REQUIRED ACTION: Give back the records that follow exactly, images excluded.

(Component data from apps and pages)

______________________________

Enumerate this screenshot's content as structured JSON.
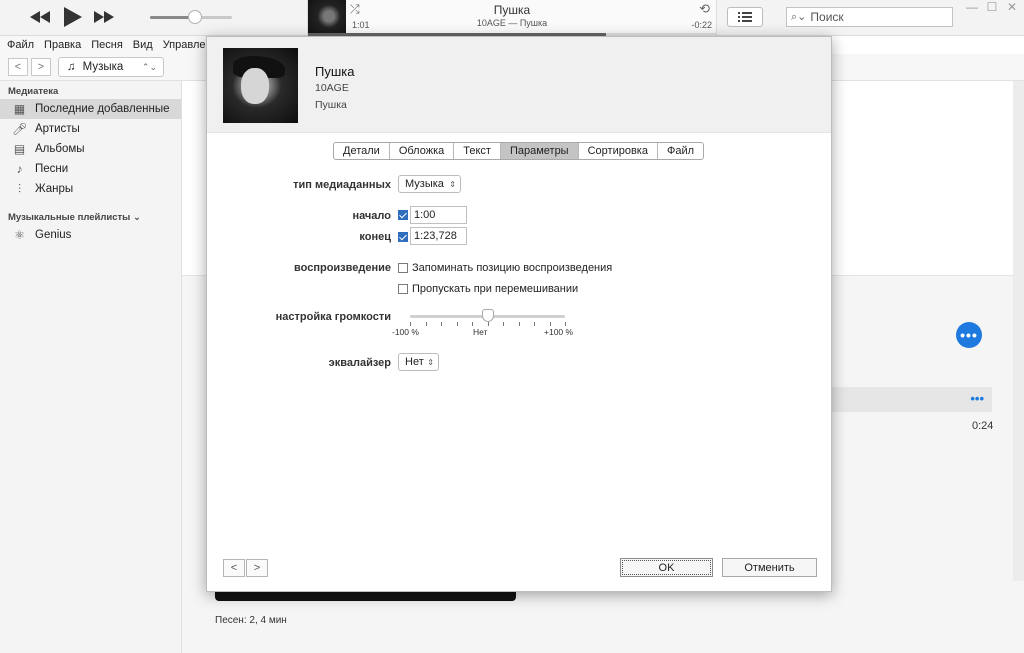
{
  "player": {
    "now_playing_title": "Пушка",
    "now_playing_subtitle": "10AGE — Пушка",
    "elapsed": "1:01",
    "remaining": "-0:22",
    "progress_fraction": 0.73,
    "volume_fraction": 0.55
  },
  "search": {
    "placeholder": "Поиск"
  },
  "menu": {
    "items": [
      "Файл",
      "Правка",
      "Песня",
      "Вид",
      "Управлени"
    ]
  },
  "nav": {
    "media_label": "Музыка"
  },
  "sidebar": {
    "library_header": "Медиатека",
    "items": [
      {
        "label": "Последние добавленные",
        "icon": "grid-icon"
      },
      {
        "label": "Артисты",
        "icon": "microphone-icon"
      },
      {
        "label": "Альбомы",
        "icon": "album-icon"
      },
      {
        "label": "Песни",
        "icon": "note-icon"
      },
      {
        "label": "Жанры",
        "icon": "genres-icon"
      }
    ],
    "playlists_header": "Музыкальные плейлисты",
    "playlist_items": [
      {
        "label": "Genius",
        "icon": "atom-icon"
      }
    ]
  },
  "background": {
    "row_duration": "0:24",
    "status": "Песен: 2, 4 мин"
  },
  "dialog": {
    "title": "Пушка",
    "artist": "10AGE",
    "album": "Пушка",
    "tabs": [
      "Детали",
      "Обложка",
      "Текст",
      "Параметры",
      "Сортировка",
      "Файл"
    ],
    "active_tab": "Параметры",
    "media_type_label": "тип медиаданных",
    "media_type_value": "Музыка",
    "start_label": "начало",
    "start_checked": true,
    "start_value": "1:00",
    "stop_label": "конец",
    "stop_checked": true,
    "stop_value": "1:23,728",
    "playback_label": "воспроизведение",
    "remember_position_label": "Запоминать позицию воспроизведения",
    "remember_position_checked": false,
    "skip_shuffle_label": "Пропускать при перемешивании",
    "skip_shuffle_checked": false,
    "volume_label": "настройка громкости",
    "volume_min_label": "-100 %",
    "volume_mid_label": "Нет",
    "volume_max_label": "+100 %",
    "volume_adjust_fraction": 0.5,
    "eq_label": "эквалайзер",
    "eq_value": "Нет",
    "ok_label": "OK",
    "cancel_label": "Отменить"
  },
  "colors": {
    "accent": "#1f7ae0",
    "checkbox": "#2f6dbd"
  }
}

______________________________

TASK ANSWER:
Enumerate this screenshot's content as structured JSON.
{
  "player": {
    "now_playing_title": "Пушка",
    "now_playing_subtitle": "10AGE — Пушка",
    "elapsed": "1:01",
    "remaining": "-0:22",
    "progress_fraction": 0.73,
    "volume_fraction": 0.55
  },
  "search": {
    "placeholder": "Поиск"
  },
  "menu": {
    "items": [
      "Файл",
      "Правка",
      "Песня",
      "Вид",
      "Управлени"
    ]
  },
  "nav": {
    "media_label": "Музыка"
  },
  "sidebar": {
    "library_header": "Медиатека",
    "items": [
      {
        "label": "Последние добавленные",
        "icon": "grid-icon"
      },
      {
        "label": "Артисты",
        "icon": "microphone-icon"
      },
      {
        "label": "Альбомы",
        "icon": "album-icon"
      },
      {
        "label": "Песни",
        "icon": "note-icon"
      },
      {
        "label": "Жанры",
        "icon": "genres-icon"
      }
    ],
    "playlists_header": "Музыкальные плейлисты",
    "playlist_items": [
      {
        "label": "Genius",
        "icon": "atom-icon"
      }
    ]
  },
  "background": {
    "row_duration": "0:24",
    "status": "Песен: 2, 4 мин"
  },
  "dialog": {
    "title": "Пушка",
    "artist": "10AGE",
    "album": "Пушка",
    "tabs": [
      "Детали",
      "Обложка",
      "Текст",
      "Параметры",
      "Сортировка",
      "Файл"
    ],
    "active_tab": "Параметры",
    "media_type_label": "тип медиаданных",
    "media_type_value": "Музыка",
    "start_label": "начало",
    "start_checked": true,
    "start_value": "1:00",
    "stop_label": "конец",
    "stop_checked": true,
    "stop_value": "1:23,728",
    "playback_label": "воспроизведение",
    "remember_position_label": "Запоминать позицию воспроизведения",
    "remember_position_checked": false,
    "skip_shuffle_label": "Пропускать при перемешивании",
    "skip_shuffle_checked": false,
    "volume_label": "настройка громкости",
    "volume_min_label": "-100 %",
    "volume_mid_label": "Нет",
    "volume_max_label": "+100 %",
    "volume_adjust_fraction": 0.5,
    "eq_label": "эквалайзер",
    "eq_value": "Нет",
    "ok_label": "OK",
    "cancel_label": "Отменить"
  },
  "colors": {
    "accent": "#1f7ae0",
    "checkbox": "#2f6dbd"
  }
}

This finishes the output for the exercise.